The row over how public services are procured from private sector providers has been taken to another level following the announcement that Virgin Rail Group has lost its Intercity West Coast franchise to First West Coast.
Cold-headed reality and more transparency are needed in procurement, writes Mark Fox, chief executive of the Business Services Association.
The suggestion is that the quality of the service will suffer because the government has simply gone with the bid that was the cheapest.
But, according to the Department for Transport (DfT), the contract, which runs from 9 December 2012 to 31 March 2026, was awarded because it would provide more seats (between 12,000 and 28,000 extra seats a day), more services, better services, standard anytime fares reduced by 15 per cent over the first two years, improved stations and greater user of smart ticketing technology.

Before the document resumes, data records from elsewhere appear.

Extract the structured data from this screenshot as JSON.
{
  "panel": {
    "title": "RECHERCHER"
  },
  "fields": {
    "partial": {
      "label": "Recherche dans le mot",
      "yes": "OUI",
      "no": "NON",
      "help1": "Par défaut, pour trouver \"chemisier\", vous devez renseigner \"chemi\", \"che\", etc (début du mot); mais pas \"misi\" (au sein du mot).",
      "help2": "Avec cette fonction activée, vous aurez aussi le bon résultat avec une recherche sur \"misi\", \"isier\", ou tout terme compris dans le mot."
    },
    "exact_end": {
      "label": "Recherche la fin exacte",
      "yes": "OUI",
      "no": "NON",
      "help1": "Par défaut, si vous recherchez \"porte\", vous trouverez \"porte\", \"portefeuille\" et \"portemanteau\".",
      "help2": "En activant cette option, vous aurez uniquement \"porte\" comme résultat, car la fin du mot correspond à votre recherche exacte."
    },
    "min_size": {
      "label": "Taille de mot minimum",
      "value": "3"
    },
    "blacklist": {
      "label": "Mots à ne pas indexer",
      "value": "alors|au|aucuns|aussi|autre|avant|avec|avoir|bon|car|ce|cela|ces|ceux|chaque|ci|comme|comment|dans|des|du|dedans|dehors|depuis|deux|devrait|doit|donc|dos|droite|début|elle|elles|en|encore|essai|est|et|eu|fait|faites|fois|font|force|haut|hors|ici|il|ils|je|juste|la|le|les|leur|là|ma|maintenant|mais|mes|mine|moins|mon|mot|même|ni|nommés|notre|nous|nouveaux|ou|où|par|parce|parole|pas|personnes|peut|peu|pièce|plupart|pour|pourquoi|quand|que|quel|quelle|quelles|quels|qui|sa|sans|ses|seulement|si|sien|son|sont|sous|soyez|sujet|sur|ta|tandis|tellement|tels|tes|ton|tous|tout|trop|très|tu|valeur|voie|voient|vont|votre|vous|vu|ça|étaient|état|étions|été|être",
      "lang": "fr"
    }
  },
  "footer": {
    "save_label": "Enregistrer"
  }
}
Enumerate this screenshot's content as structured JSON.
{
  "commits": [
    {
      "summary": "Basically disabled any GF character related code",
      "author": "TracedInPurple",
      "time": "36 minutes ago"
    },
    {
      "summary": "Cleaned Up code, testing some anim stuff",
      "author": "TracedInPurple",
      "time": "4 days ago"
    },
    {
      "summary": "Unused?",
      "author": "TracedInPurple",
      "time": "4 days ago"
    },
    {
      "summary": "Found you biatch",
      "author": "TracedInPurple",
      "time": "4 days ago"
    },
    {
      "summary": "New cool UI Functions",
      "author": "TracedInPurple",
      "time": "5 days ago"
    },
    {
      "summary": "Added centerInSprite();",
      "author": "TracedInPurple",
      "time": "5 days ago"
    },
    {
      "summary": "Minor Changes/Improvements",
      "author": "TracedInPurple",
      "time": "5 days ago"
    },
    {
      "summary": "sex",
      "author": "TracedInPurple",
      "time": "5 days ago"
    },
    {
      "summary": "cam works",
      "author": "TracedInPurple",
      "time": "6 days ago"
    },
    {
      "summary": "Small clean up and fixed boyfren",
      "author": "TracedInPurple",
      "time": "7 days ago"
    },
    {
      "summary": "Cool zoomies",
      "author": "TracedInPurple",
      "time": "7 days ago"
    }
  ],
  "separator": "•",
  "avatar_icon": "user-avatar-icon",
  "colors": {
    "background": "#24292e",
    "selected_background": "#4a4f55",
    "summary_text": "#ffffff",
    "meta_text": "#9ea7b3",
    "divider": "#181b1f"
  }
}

Also failing in the bid were Abellio InterCity West Coast of Holland and Keolis/SNCF West Coast.
The rail minister Theresa Villiers said: “This new franchise will deliver big improvements for passengers, with more seats and plans for more services. Targets to meet on passenger satisfaction will be introduced for the first time in an InterCity rail franchise and passengers will also benefit from smart ticketing and from investment in stations. The West Coast is the first of the new longer franchises to be let by the coalition which has helped us secure real benefits for passengers.”
Virgin insisted that its bid had been “strong, deliverable” and offered “significant benefits for the taxpayer through generous premium payments to government”. The company pointed out that it had achieved 91 per cent customer satisfaction, had more than doubled the number of customers from 13m to 31m, introduced over 70 new tilting trains at a cost of £1.5bn and paid £160m to the Treasury last year – one of the highest payments in rail.
Virgin boss Richard Branson wrote to staff: “I can hardly express my disappointment and frustration over the government decision. We did everything possible to put together a strong, deliverable bid and I know it would have brought fantastic benefits for customers, staff and taxpayers. But in the end the decision rests with government and we have to respect that, however much we disagree with the process behind it.”
Branson added that it was “heartbreaking” to see the franchise taken away when there were many more new ideas still to be introduced.
The news follows a statement by the Defence Secretary Philip Hammond that he was rethinking his attitude to private sector procurement following a major shortage of private sector security guards at the Olympic Games and the subsequent use of military stand-ins.
Security firm G4S had been contracted to provide 10,400 security guards for the Olympic Games but fell several thousand short, leading to some 4,700 extra military personnel being deployed to make up the shortfall.
The shadow defence secretary Jim Murphy said he welcomed Hammond’s rethink on public service procurement.
But Andrew Haldenby, director of Reform, has written in the Daily Telegraph that Hammond is wrong to suggest the private sector can’t be trusted to run some public services.
“The G4S cause célèbre has given the impression that the country needs a big public sector in case the private sector does not deliver. In fact the opposite is nearly always the case,” he wrote.
Highlighting the NHS hospital in Hinchingbrooke in Cambridgeshire, which had been turned around by the private company Circle, Haldenby went on: “Public sector workers work 36 minutes less per day than private sector counterparts, on average. They take more sick leave. They tend to be paid according to length of service, whereas the private sector tends to be paid by performance. The private sector has a tremendous amount to teach the public sector in terms of management, especially management of people.”